Exercise brief
Restate the listing below with no word altered.

-=-=-

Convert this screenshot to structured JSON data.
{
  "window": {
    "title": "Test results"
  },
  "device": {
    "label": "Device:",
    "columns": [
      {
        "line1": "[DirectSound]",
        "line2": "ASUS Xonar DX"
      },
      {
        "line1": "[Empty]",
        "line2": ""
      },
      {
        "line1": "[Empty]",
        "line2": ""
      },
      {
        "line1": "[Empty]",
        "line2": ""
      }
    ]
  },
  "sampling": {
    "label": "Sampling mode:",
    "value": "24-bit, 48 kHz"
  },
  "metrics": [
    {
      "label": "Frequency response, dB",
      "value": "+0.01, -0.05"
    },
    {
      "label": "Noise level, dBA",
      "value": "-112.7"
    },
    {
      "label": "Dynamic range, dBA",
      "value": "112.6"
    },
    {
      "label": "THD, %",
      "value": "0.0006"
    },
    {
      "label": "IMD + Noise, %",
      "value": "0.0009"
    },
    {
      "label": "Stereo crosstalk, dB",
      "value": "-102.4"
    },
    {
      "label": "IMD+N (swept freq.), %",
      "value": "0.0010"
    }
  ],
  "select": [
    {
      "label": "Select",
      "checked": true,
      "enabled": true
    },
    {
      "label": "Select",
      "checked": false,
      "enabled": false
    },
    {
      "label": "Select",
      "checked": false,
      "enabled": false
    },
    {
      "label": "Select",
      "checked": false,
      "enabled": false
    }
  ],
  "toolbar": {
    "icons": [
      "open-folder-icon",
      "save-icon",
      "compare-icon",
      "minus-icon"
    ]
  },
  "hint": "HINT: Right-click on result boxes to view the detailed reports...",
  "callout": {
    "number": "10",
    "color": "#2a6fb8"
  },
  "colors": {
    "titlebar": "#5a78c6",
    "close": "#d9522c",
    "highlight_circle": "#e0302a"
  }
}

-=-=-

Answer for this exercise
Convert this screenshot to structured JSON data.
{
  "window": {
    "title": "Test results"
  },
  "device": {
    "label": "Device:",
    "columns": [
      {
        "line1": "[DirectSound]",
        "line2": "ASUS Xonar DX"
      },
      {
        "line1": "[Empty]",
        "line2": ""
      },
      {
        "line1": "[Empty]",
        "line2": ""
      },
      {
        "line1": "[Empty]",
        "line2": ""
      }
    ]
  },
  "sampling": {
    "label": "Sampling mode:",
    "value": "24-bit, 48 kHz"
  },
  "metrics": [
    {
      "label": "Frequency response, dB",
      "value": "+0.01, -0.05"
    },
    {
      "label": "Noise level, dBA",
      "value": "-112.7"
    },
    {
      "label": "Dynamic range, dBA",
      "value": "112.6"
    },
    {
      "label": "THD, %",
      "value": "0.0006"
    },
    {
      "label": "IMD + Noise, %",
      "value": "0.0009"
    },
    {
      "label": "Stereo crosstalk, dB",
      "value": "-102.4"
    },
    {
      "label": "IMD+N (swept freq.), %",
      "value": "0.0010"
    }
  ],
  "select": [
    {
      "label": "Select",
      "checked": true,
      "enabled": true
    },
    {
      "label": "Select",
      "checked": false,
      "enabled": false
    },
    {
      "label": "Select",
      "checked": false,
      "enabled": false
    },
    {
      "label": "Select",
      "checked": false,
      "enabled": false
    }
  ],
  "toolbar": {
    "icons": [
      "open-folder-icon",
      "save-icon",
      "compare-icon",
      "minus-icon"
    ]
  },
  "hint": "HINT: Right-click on result boxes to view the detailed reports...",
  "callout": {
    "number": "10",
    "color": "#2a6fb8"
  },
  "colors": {
    "titlebar": "#5a78c6",
    "close": "#d9522c",
    "highlight_circle": "#e0302a"
  }
}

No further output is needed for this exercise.